Hundreds of thousands of weather balloons have been launched over the last two centuries but a crafty professional director of photography recently applied his skill so that we could all see just what goes on up there. Taking advantage of increased technological miniaturization, some tough but light insulation packaging and ever lower hardware costs, New Yorker Luke Geissbuhler and his kids recently sent a video camera to the edge of space . . . and then utilized now-ubiquitous consumer-grade GPS technology to recover the camera after it came down. Take a look at the 6 1/2- minute video.
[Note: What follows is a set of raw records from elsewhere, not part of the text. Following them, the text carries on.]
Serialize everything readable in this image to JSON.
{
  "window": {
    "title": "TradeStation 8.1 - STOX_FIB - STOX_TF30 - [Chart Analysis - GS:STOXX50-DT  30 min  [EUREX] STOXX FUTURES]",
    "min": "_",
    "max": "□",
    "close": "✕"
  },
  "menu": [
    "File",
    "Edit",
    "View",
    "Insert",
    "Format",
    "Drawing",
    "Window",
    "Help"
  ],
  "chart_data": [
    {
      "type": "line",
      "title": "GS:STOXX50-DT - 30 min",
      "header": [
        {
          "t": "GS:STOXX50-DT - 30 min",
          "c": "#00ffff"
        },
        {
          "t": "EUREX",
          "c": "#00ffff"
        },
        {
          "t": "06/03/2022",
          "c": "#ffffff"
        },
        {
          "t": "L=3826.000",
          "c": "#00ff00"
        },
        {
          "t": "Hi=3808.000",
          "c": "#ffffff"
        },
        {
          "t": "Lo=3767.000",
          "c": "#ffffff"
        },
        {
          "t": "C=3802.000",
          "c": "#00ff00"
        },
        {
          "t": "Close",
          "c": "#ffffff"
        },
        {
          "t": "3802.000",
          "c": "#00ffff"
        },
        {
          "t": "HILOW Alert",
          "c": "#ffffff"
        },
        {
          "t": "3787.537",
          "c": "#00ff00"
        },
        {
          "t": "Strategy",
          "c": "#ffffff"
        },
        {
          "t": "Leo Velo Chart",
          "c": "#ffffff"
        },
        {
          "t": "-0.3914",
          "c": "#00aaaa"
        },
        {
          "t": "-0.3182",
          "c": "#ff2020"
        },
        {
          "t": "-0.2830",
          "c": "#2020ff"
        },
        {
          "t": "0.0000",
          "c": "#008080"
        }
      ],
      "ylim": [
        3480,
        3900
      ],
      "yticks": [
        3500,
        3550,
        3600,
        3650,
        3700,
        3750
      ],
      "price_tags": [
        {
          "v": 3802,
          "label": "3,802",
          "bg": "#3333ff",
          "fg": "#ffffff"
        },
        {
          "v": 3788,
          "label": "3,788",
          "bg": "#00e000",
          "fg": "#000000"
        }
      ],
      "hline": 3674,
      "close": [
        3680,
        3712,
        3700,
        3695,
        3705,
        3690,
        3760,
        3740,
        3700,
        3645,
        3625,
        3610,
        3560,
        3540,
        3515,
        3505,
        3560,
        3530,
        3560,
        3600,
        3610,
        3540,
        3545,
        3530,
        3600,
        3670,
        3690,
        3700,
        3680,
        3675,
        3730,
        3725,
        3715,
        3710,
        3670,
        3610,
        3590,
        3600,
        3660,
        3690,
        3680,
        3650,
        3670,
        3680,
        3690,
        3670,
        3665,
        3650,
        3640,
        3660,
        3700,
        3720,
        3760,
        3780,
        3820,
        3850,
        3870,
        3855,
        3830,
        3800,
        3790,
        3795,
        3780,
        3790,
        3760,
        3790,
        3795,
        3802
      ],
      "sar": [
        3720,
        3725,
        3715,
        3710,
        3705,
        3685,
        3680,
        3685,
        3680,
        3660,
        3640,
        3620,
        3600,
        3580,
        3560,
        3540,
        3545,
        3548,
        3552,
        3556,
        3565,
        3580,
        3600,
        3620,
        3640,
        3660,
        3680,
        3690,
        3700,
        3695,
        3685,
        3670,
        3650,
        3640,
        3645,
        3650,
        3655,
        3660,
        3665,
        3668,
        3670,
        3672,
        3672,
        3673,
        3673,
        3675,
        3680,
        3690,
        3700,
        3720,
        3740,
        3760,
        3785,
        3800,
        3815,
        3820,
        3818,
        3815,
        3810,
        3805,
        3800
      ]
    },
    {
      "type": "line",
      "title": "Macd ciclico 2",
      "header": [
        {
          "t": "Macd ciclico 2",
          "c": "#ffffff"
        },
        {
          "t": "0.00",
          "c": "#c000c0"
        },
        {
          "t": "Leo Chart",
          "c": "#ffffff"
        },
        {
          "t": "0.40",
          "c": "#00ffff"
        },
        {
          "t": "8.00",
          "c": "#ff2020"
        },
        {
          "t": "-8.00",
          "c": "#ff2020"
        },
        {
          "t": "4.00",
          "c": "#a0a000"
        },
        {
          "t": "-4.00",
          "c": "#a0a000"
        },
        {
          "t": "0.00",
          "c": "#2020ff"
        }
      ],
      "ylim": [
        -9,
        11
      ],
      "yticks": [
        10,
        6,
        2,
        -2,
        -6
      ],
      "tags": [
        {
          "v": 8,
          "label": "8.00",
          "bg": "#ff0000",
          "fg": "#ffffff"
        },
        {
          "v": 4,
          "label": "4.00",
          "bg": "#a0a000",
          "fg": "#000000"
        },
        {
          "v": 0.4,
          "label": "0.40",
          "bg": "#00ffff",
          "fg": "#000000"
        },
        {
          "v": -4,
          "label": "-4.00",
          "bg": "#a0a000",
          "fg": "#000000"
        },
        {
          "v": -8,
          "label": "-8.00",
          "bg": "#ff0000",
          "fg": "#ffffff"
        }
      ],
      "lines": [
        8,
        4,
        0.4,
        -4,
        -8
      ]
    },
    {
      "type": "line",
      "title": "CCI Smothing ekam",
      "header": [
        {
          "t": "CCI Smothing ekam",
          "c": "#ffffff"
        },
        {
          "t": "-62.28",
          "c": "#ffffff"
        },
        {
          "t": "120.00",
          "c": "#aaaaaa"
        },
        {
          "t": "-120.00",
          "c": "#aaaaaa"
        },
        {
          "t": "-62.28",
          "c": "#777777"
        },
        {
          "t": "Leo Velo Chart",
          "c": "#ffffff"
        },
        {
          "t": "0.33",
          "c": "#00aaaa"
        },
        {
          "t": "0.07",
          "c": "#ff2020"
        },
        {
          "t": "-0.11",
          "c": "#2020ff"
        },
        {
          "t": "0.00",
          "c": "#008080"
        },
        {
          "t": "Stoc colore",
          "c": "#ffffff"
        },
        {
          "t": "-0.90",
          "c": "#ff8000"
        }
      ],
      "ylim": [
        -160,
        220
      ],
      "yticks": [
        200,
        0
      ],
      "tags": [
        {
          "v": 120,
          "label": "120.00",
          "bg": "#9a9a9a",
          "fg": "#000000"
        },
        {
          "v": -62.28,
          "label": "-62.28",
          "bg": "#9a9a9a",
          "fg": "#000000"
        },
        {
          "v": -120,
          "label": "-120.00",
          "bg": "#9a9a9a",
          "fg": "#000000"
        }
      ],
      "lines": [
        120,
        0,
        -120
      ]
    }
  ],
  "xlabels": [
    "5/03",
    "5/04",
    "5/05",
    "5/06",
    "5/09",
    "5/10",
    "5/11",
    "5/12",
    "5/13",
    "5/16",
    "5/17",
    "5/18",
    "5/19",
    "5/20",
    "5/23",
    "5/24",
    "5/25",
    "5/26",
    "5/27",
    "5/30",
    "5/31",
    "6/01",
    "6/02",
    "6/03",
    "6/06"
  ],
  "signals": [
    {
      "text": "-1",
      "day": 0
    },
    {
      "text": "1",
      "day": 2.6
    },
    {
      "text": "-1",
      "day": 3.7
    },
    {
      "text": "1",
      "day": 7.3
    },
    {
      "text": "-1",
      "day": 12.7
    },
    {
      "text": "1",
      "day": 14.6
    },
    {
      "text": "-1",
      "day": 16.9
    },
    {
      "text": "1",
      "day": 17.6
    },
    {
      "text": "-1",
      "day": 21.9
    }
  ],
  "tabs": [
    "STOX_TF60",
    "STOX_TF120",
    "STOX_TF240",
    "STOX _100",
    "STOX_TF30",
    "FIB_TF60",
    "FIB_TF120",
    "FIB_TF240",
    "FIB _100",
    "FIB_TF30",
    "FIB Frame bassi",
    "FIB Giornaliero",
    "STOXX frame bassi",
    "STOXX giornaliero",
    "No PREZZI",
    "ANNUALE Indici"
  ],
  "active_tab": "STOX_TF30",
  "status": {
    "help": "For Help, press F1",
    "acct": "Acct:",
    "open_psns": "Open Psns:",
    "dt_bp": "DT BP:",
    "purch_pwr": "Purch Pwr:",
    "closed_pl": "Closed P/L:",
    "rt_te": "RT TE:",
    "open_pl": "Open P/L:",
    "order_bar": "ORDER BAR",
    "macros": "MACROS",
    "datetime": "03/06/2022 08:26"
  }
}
The most valuable content in any blog – regardless of the topic – usually derives from original ideas, thoughts, concepts or inventions. I can’t take credit for what I’m sharing today but I’d be remiss if I kept it to myself. Achieving this feat would have been impossible just a few years ago and the Geissbuhler family deserves recognition for taking a wild idea, successfully seeing it through completion and then sharing the outcome with us all. Similar projects have been done in the last year but we admire the pluck of the Geissbuhlers for making this a fun family project that was achieved on an economy budget . . . and with a lot of fun.
You can read more about the origin of weather balloons here.